I’ve not been shy about expressing my concerns about the implementation of Amendment 2, many of which stem from the fact that I’m the father of a young daughter. From that perspective, it’s imperative to me that Florida exercises necessary prudence and caution while putting in place the mandate from voters on medical marijuana.
I’m not ashamed to say: “Surely, not in my backyard!”
Call me NIMBY. Call me old fashioned. Just don’t call me Shirley.
The existing seven licenses to grow marijuana in Florida have, for the most part, taken a similar stance as I have on a responsible roll out of the new law. They have good reason to do so: a cautious, slowly phased-in, expansion of medical marijuana in Florida is good for their bottom lines.
That may seem greedy or cynical to some, but I don’t think it is. The intersection of philosophy and self-interest tends to be a strong impetus for the creation of public policy, and that’s a good thing.
But self-interest being self-interest you also can’t expect that intersection to remain static on a big piece of public policy, with big dollars at stake, like medical marijuana.
Certain recent events have given me a reason to take a step back on some of these issues and evaluate the philosophical honesty of the approach of Florida’s current Dispensing Organizations, soon to be reregistered as MMTCs under Amendment 2.
Let me start by saying that I accept the basic premise put forward by these DO’s and legislators that they’ve built businesses by a foregone conclusion that our nascent medical marijuana system would expand dramatically – either under Amendment 2’s passage or legislative action. And they have done so at significant expense, without much in the way of return, thus far.
Now, that investment alone doesn’t necessarily justify a policy of abject protectionism in implementing the constitution, but again, as it intersects with the notion of caution and public safety, the case gets stronger to do so.
Except for some new wrinkles.
This week, Canadian mega-marijuana corporation, Aphria Inc., announced a deal to essentially buy CHT Medical outright, one of the seven licensed DOs. They’re doing so with $25 million cash, while launching a $35 million raise, valuing the company at $177 million (!!!). CHT only began selling low-THC marijuana to patients in January, mind you.
As I outlined in my last piece on this subject, there was an intense and rigorous application process to select those current license holders. Particularly in the case of CHT’s apparent wholesale unloading of their license to Aphria, would essentially circumvent that entire vetting process. These investors could be great news for Florida, we just don’t know, since they didn’t go through the process like everyone else.
Second, it strikes me as a tad intellectually inconsistent to argue for sympathy over their investment in the Florida market in one breath, while raising big foreign investment dollars in the next. (And CHT isn’t alone in its fundraising, just the most public. As the Miami Herald has reported, almost all of the licensees are currently raising capital from investors.)
Finally, let’s think about the pitch these companies naturally would have to make to secure these sorts of massive capital infusions.
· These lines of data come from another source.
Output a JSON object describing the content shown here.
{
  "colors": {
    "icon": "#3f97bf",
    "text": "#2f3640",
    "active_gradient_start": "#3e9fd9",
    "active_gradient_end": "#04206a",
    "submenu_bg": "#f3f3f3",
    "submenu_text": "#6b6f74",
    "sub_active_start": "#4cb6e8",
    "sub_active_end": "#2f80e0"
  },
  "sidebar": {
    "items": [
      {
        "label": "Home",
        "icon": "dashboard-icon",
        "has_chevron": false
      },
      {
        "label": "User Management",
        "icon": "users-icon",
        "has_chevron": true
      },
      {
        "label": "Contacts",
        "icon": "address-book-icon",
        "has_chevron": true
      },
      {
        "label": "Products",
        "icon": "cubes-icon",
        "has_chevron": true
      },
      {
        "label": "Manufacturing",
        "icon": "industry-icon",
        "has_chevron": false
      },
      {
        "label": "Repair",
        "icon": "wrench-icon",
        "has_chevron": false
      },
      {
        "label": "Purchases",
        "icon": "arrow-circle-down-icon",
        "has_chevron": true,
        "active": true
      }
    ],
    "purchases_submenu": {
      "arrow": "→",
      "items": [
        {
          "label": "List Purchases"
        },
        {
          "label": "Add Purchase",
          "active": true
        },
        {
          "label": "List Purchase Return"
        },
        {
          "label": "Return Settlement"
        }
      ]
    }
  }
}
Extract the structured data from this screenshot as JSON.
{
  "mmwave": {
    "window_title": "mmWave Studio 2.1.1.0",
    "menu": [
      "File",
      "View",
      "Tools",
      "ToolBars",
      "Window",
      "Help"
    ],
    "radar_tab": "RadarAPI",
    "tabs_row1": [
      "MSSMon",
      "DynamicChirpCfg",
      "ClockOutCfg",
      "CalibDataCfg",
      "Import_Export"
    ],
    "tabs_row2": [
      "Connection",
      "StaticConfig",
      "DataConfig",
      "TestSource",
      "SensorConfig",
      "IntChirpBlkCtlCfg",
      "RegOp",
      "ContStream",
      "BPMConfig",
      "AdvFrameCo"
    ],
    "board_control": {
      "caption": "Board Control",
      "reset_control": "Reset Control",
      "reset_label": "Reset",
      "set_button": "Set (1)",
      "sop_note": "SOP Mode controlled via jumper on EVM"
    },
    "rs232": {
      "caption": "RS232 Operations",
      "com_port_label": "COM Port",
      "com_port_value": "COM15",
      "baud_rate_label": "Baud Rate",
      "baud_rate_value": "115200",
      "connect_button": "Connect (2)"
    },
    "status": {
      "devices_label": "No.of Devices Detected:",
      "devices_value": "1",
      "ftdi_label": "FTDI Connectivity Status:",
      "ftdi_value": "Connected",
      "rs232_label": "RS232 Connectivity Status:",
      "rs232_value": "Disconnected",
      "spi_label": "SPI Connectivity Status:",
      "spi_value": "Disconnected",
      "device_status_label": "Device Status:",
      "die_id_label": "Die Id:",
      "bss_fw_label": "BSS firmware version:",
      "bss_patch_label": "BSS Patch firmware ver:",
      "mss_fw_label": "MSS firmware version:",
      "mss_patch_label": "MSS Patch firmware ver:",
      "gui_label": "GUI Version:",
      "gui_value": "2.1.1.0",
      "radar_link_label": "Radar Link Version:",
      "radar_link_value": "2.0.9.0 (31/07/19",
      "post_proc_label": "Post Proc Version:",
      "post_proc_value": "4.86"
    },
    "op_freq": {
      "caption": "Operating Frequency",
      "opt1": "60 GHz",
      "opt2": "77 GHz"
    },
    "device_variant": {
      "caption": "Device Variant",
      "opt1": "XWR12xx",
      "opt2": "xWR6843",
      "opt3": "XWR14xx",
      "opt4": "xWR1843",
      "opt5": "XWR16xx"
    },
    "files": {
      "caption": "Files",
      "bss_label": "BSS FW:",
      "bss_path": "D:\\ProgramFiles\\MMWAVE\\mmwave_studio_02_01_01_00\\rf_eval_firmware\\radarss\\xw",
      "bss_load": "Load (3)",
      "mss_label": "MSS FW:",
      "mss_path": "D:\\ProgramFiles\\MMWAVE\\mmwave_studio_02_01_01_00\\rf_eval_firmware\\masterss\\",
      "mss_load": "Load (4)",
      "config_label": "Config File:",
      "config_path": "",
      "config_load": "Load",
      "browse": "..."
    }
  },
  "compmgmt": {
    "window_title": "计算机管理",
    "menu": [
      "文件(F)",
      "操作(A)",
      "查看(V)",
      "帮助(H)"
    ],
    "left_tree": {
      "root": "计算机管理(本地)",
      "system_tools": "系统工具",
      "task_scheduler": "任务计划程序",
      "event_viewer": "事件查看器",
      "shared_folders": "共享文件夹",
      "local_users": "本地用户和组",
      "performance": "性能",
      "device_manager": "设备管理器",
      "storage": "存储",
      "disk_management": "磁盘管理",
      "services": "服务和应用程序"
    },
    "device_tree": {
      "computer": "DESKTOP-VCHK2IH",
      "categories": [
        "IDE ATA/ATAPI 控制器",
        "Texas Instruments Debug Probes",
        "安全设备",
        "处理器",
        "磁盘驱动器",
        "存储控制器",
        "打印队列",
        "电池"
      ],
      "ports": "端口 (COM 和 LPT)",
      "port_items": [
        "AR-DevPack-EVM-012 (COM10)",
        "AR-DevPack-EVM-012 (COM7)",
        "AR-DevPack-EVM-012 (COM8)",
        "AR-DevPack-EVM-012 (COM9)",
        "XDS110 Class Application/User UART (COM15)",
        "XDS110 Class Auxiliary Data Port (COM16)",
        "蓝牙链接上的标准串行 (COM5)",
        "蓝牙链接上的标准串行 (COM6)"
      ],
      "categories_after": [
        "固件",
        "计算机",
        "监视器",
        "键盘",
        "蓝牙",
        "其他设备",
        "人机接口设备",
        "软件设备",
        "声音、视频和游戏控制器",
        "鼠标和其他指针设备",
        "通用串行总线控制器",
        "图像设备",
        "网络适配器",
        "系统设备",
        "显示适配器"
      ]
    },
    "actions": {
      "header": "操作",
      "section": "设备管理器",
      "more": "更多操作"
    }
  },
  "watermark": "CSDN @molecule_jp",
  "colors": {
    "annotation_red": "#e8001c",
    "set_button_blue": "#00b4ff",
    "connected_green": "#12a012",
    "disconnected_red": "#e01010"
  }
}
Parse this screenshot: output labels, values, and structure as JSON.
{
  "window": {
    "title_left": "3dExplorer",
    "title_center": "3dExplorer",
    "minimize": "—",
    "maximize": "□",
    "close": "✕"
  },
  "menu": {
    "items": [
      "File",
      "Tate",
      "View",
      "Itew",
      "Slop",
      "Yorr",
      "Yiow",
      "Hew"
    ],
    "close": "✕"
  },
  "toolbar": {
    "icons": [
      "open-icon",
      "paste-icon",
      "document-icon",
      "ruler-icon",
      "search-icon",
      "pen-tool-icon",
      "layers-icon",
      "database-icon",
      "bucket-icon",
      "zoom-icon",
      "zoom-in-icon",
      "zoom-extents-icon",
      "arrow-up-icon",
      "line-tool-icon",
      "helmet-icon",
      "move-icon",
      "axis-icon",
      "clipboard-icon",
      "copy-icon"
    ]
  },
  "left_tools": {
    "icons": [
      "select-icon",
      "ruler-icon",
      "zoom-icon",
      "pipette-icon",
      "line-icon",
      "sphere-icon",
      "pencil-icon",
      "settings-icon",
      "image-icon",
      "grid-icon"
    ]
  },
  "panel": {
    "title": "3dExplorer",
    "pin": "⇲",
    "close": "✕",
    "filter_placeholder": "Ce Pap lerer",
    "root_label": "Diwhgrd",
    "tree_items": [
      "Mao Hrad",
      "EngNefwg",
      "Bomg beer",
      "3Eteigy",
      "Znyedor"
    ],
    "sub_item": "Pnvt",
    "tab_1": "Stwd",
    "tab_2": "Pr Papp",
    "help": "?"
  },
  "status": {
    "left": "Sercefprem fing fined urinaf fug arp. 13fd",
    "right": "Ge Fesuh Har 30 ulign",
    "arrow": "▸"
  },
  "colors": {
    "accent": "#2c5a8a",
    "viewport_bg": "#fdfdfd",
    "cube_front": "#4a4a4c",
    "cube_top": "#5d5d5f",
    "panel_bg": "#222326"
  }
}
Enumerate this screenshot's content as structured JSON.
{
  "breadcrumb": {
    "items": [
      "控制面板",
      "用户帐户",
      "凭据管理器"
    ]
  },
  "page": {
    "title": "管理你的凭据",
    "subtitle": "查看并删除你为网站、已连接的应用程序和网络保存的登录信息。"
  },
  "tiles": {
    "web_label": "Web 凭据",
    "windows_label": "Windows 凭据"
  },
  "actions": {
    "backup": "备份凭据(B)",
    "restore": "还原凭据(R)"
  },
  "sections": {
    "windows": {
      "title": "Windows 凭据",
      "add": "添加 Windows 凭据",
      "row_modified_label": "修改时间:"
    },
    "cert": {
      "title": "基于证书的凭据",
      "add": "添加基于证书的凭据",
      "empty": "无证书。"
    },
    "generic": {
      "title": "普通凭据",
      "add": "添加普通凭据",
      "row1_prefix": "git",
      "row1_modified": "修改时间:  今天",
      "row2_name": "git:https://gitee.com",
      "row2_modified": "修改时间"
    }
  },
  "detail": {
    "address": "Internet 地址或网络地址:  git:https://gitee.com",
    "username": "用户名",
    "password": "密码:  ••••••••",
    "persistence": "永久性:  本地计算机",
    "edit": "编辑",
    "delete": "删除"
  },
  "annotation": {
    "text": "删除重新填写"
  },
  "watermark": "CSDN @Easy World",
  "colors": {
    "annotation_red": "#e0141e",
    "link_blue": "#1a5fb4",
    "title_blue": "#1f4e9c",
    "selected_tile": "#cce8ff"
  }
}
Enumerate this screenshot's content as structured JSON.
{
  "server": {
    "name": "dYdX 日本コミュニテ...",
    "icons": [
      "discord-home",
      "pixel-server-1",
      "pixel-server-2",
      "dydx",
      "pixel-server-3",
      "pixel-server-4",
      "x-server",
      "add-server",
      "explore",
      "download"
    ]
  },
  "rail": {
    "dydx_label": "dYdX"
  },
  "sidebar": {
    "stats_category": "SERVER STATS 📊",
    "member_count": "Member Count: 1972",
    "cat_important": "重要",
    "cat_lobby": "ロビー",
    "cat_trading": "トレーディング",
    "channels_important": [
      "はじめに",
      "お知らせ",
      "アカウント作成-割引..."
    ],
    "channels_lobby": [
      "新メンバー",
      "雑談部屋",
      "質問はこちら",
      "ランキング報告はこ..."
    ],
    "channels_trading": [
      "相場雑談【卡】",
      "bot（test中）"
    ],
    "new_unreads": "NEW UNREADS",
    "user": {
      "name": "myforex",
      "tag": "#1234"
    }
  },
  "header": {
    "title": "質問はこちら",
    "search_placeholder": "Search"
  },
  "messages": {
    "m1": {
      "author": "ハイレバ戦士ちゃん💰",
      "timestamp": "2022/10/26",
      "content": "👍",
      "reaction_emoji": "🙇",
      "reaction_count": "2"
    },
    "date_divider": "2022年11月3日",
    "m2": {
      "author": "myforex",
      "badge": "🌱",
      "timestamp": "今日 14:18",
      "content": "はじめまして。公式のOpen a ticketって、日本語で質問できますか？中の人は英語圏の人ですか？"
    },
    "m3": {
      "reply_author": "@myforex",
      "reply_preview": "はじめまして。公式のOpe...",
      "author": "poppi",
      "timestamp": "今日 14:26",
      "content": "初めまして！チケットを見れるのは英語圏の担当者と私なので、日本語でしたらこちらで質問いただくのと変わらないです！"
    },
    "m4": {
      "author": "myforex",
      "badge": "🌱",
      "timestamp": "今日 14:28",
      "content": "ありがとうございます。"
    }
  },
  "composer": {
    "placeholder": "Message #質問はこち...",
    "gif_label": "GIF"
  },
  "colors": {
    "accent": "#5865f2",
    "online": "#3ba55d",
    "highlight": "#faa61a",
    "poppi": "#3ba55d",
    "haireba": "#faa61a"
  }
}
Legal marijuana is big business, to be sure, but it’s also an industry in its infancy that is handcuffed in many ways by the glaring conflicts between state laws and federal law, where marijuana remains a DEA Schedule 1 substance. That’s why you still don’t see traditional money players like Goldman and Citi and their ilk playing in this space.
So why the big investments and insane valuations? The answer lies more in the licenses granted by Florida, and less in the P&Ls of the companies in question.
Under current law, after having gone through the rigorous application process, posting a $5 million bond, building growing, processing and retail facilities, and receiving DOH approvals to cultivate and then distribute medical marijuana, licensees can pretty much do whatever they want.
Most states with some form of legal marijuana require separate applications and licenses for each individual business operation. A grow has its own license, retail dispensaries are individually licensed, etc. Other states with vertical integration, like Florida, allow multiple operations under a single license. In those states, the maximum number of retail facilities that can be operated under a license is limited to 3 or less (except for New York, which allows 4).
In Florida? There is no limit.
That’s right, folks.
What the press corps and I have likewise been derelict in reporting on, is that our present cohort of marijuana growers in Florida can open unlimited retail facilities – “pot shops” in the parlance of this issue – across the state. And that’s precisely what they are planning to do with all of this new capital they are raising by the truckload.
A pot shop on every corner? Without action to fix this glaring loophole (heh), that’s where we’re headed.
Not in my backyard.